US Catholic Sisters Against Human Trafficking recognizes that migrants and refugees are particularly vulnerable populations to both sex trafficking and labor trafficking. Part of the work to prevent and end human trafficking involves providing adequate support systems for migrants and refugees looking for safety, shelter, and employment in order to care for themselves and their families. The better we can care for our migrant and refugee brothers and sisters, the less likely they will be taken advantage of by traffickers.
On this World Day of Migrants and Refugees, we want to remind you of some resources we created to help you reflect on the connections between migration, refugees, and human trafficking which are free and available for download on our website.
There are also a few ways you can take action to support refugees and migrants looking to resettle in the United States. Below are some opportunities for action for individuals and faith communities.
Invitation to Action:
- Support the GRACE Act and NO BAN Act
US Catholic Sisters Against Human Trafficking put together atoolkit for World Refugee Day back in June with information about the GRACE Act and NO BAN Act which would help raise the number of refugees accepted into the United States and repeal the ban on admissions from some Muslim majority countries. These acts have still not passed in either the House or the Senate, and we need you to continue to put pressure on your elected representatives, asking them to support the GRACE Act and the NO BAN Act. You can download that toolkit and learn more HERE. There are also prayer resources and personal stories available on that page.
- Welcome and Support Migrants and Refugees in your CommunityJustice for Immigrants has prepared a number of resources to help you and/or your community take action on World Day for Migrants and Refugees including a guide on accompaniment and solidarity with migrants and refugees, hosting a welcome meal, prayers of the faithful, special rosary, and church resources. You can download all those HERE.
- Download the official Vatican Tool Kit for World Day of Migrants and RefugeesThe Vatican Office for Migrants and Refugees has compiled a helpful kit of resources to aid in marking this important day. You can download that kit HERE.

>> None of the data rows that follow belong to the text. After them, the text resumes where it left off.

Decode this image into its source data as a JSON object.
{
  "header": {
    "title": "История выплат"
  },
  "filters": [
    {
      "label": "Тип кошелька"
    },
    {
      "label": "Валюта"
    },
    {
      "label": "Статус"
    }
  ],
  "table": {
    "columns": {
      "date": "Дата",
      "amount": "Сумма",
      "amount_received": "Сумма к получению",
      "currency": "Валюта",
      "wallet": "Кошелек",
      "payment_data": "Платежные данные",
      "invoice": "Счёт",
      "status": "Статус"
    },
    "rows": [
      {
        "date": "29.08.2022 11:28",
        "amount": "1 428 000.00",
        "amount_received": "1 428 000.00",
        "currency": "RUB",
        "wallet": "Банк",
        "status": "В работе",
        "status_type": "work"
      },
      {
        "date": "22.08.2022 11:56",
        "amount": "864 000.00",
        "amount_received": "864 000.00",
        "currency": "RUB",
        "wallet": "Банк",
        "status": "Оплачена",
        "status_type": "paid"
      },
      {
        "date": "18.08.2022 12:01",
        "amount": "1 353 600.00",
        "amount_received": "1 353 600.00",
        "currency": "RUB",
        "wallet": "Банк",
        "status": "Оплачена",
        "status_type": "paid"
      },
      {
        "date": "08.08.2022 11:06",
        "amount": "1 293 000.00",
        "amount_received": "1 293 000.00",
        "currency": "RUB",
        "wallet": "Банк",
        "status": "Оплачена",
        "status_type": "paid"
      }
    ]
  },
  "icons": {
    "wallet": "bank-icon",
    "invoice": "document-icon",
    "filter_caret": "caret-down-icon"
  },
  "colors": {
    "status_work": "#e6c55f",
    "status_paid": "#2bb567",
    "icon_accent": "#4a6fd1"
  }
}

Thank you for joining us in remembering migrants and refugees on September 29th and taking action to ensure that this vulnerable population is safe from human trafficking. As Pope Francis reminds us in his message for this year’s celebration, “It’s not just about migrants.” It’s about all of us, doing what we can, to face our own fears and courageously follow the path of love.